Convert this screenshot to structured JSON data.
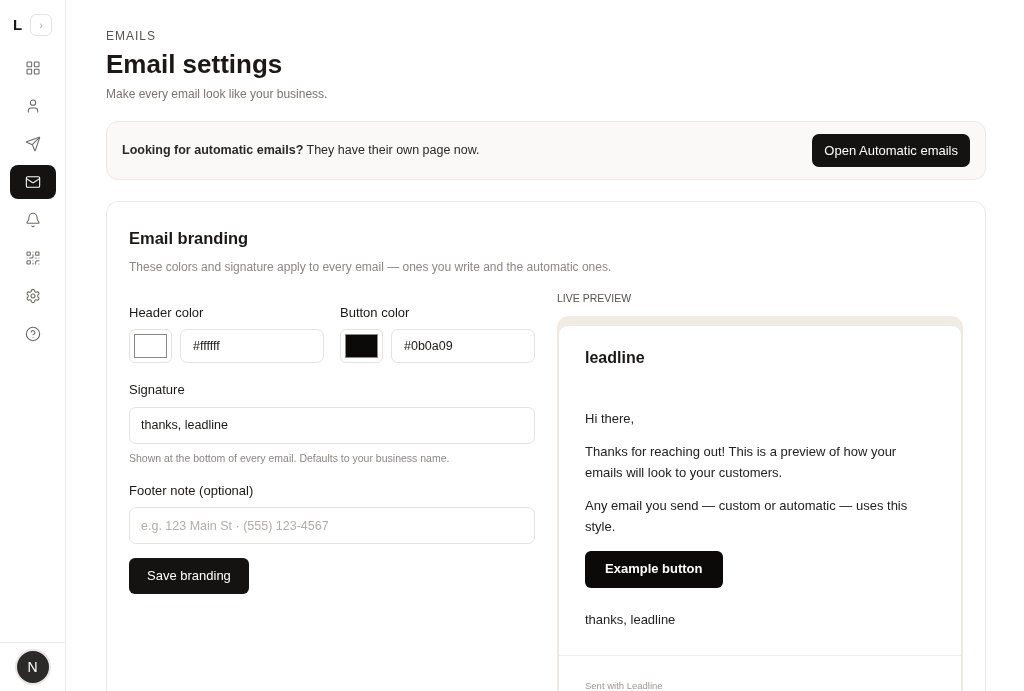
{
  "sidebar": {
    "logo": "L",
    "expand": "›",
    "items": [
      {
        "selected": false
      },
      {
        "selected": false
      },
      {
        "selected": false
      },
      {
        "selected": true
      },
      {
        "selected": false
      },
      {
        "selected": false
      },
      {
        "selected": false
      },
      {
        "selected": false
      }
    ],
    "avatar": "N"
  },
  "header": {
    "eyebrow": "EMAILS",
    "title": "Email settings",
    "subtitle": "Make every email look like your business."
  },
  "notice": {
    "text": "**Looking for automatic emails?** They have their own page now.",
    "button": "Open Automatic emails"
  },
  "branding": {
    "title": "Email branding",
    "description": "These colors and signature apply to every email — ones you write and the automatic ones.",
    "colors": [
      {
        "label": "Header color",
        "value": "#ffffff",
        "color": "#ffffff"
      },
      {
        "label": "Button color",
        "value": "#0b0a09",
        "color": "#0b0a09"
      }
    ],
    "signature": {
      "label": "Signature",
      "value": "thanks, leadline",
      "hint": "Shown at the bottom of every email. Defaults to your business name."
    },
    "footer": {
      "label": "Footer note (optional)",
      "placeholder": "e.g. 123 Main St · (555) 123-4567"
    },
    "save": "Save branding"
  },
  "preview": {
    "label": "LIVE PREVIEW",
    "brand": "leadline",
    "paragraphs": [
      "Hi there,",
      "Thanks for reaching out! This is a preview of how your emails will look to your customers.",
      "Any email you send — custom or automatic — uses this style."
    ],
    "button": "Example button",
    "signature": "thanks, leadline",
    "footer": "Sent with Leadline"
  }
}
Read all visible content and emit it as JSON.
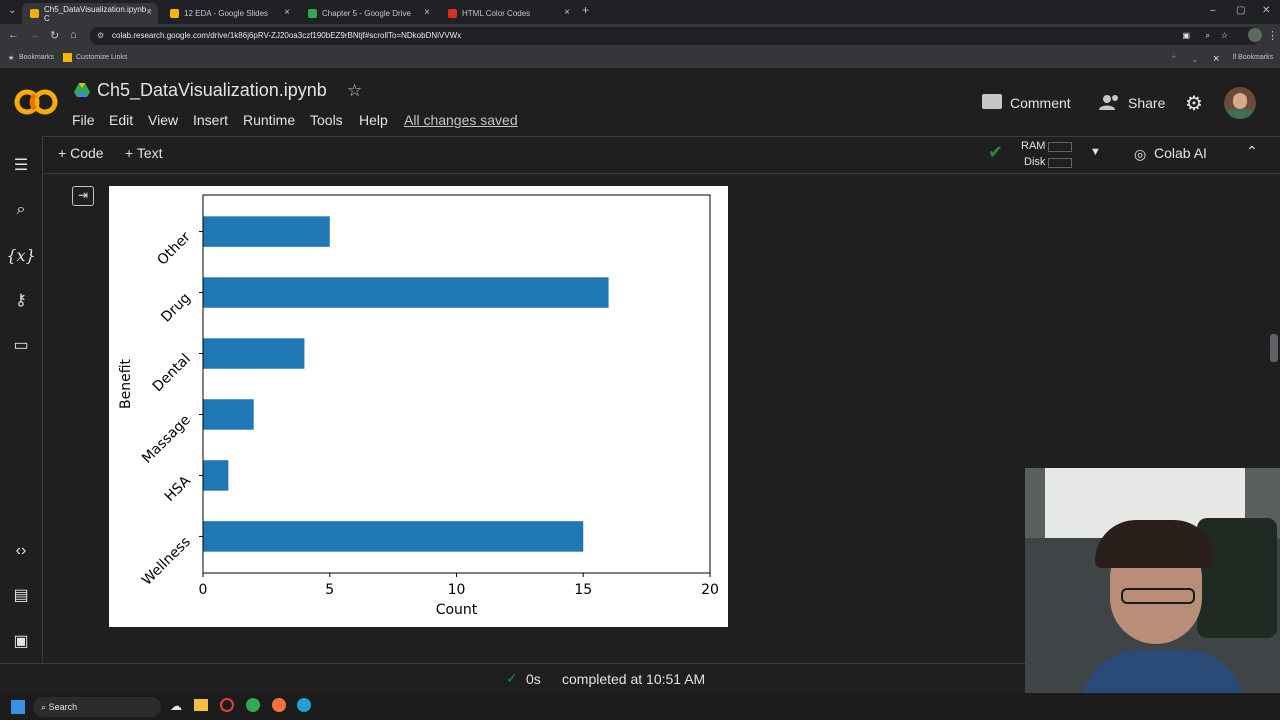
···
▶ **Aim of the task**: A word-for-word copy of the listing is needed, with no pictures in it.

▶ **Written answer**:
Convert this screenshot to structured JSON data.
{
  "sidebar": {
    "logo": "L",
    "expand": "›",
    "items": [
      {
        "selected": false
      },
      {
        "selected": false
      },
      {
        "selected": false
      },
      {
        "selected": true
      },
      {
        "selected": false
      },
      {
        "selected": false
      },
      {
        "selected": false
      },
      {
        "selected": false
      }
    ],
    "avatar": "N"
  },
  "header": {
    "eyebrow": "EMAILS",
    "title": "Email settings",
    "subtitle": "Make every email look like your business."
  },
  "notice": {
    "text": "**Looking for automatic emails?** They have their own page now.",
    "button": "Open Automatic emails"
  },
  "branding": {
    "title": "Email branding",
    "description": "These colors and signature apply to every email — ones you write and the automatic ones.",
    "colors": [
      {
        "label": "Header color",
        "value": "#ffffff",
        "color": "#ffffff"
      },
      {
        "label": "Button color",
        "value": "#0b0a09",
        "color": "#0b0a09"
      }
    ],
    "signature": {
      "label": "Signature",
      "value": "thanks, leadline",
      "hint": "Shown at the bottom of every email. Defaults to your business name."
    },
    "footer": {
      "label": "Footer note (optional)",
      "placeholder": "e.g. 123 Main St · (555) 123-4567"
    },
    "save": "Save branding"
  },
  "preview": {
    "label": "LIVE PREVIEW",
    "brand": "leadline",
    "paragraphs": [
      "Hi there,",
      "Thanks for reaching out! This is a preview of how your emails will look to your customers.",
      "Any email you send — custom or automatic — uses this style."
    ],
    "button": "Example button",
    "signature": "thanks, leadline",
    "footer": "Sent with Leadline"
  }
}
Read all visible content and emit it as JSON.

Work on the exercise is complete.